Lipid nanoparticles (LNPs) composed of ionizable cationic lipids are currently the leading systems for siRNA delivery in liver disease, with the major limitation of low siRNA release efficacy into the cytoplasm. Ionizable cationic lipids are known to be of critical importance in LNP structure and stability, siRNA entrapment, and endosomal disruption. However, their distribution inside the LNPs and their exact role in cytoplasmic delivery remain unclear. A recent study [Kulkarni et al., On the formation and morphology of lipid nanoparticles containing ionizable cationic lipids and siRNA, ACS Nano, 2018, 12(5), 4787–4795] on LNP-siRNA systems containing the ionizable lipid DLin-KC2-DMA (also known as KC2 with an apparent pKa of ca. 6.7) suggested that neutral KC2 segregates from other components and forms an amorphous oil droplet in the core of LNPs. In this paper, we present evidence supporting the model proposed by Kulkarni et al. We studied KC2 segregation in the presence of POPC using molecular dynamics simulation, deuterium NMR, SAXS, and cryo-TEM experiments, and found that neutral KC2 has a high tendency to separate from POPC dispersions. KC2 confinement, upon raising the pH during the formulation process, could result in rearrangement of the internal structure of LNPs. As interactions between cationic KC2 and anionic endosomal lipids are thought to be a key factor in cargo release, KC2 confinement inside the LNP may be responsible for the observed low release efficacy.

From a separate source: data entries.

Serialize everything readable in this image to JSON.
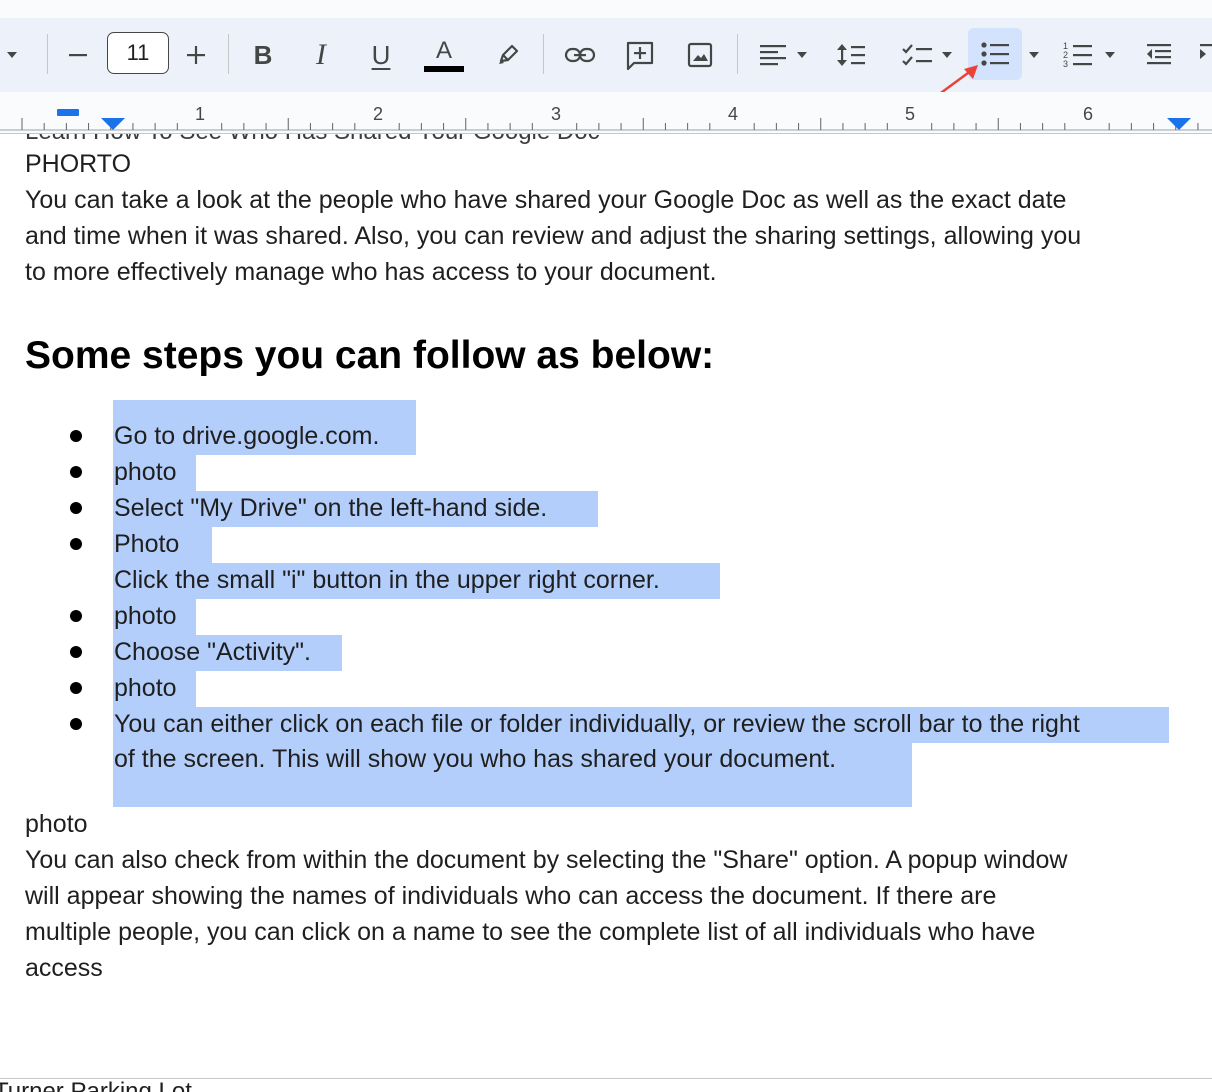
{
  "toolbar": {
    "font_size": "11",
    "text_color_letter": "A",
    "highlight_color": "#000000",
    "active_tool": "bulleted-list"
  },
  "ruler": {
    "numbers": [
      "1",
      "2",
      "3",
      "4",
      "5",
      "6"
    ]
  },
  "document": {
    "clipped_previous_line": "Learn How To See Who Has Shared Your Google Doc",
    "p1": "PHORTO",
    "p2_lines": [
      "You can take a look  at the people who have shared your Google Doc as well as the exact date",
      "and time when it was shared. Also, you can review and adjust the sharing settings, allowing you",
      "to more effectively manage who has access to your document."
    ],
    "heading": "Some steps you can follow as below:",
    "list": [
      {
        "text": "Go to drive.google.com.",
        "bullet": true
      },
      {
        "text": "photo",
        "bullet": true
      },
      {
        "text": "Select \"My Drive\" on the left-hand side.",
        "bullet": true
      },
      {
        "text": "Photo",
        "bullet": true
      },
      {
        "text": "Click the small \"i\" button in the upper right corner.",
        "bullet": false
      },
      {
        "text": "photo",
        "bullet": true
      },
      {
        "text": "Choose \"Activity\".",
        "bullet": true
      },
      {
        "text": "photo",
        "bullet": true
      },
      {
        "text": "You can either click on each file or folder individually, or review the scroll bar to the right",
        "bullet": true
      },
      {
        "text": "of the screen. This will show you who has shared your document.",
        "bullet": false
      }
    ],
    "after_photo": "photo",
    "p3_lines": [
      "You can also check from within the document by selecting the \"Share\" option. A popup window",
      "will appear showing the names of individuals who can access the document. If there are",
      "multiple people, you can click on a name to see the complete list of all individuals who have",
      "access"
    ],
    "next_page_clipped": "Turner Parking Lot"
  },
  "colors": {
    "selection": "#b3cefb",
    "toolbar_bg": "#edf2fa",
    "active_button": "#d3e3fd",
    "arrow": "#ea4335",
    "ruler_marker": "#1a73e8"
  }
}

- This article is part of the themed collection: Recent Open Access Articles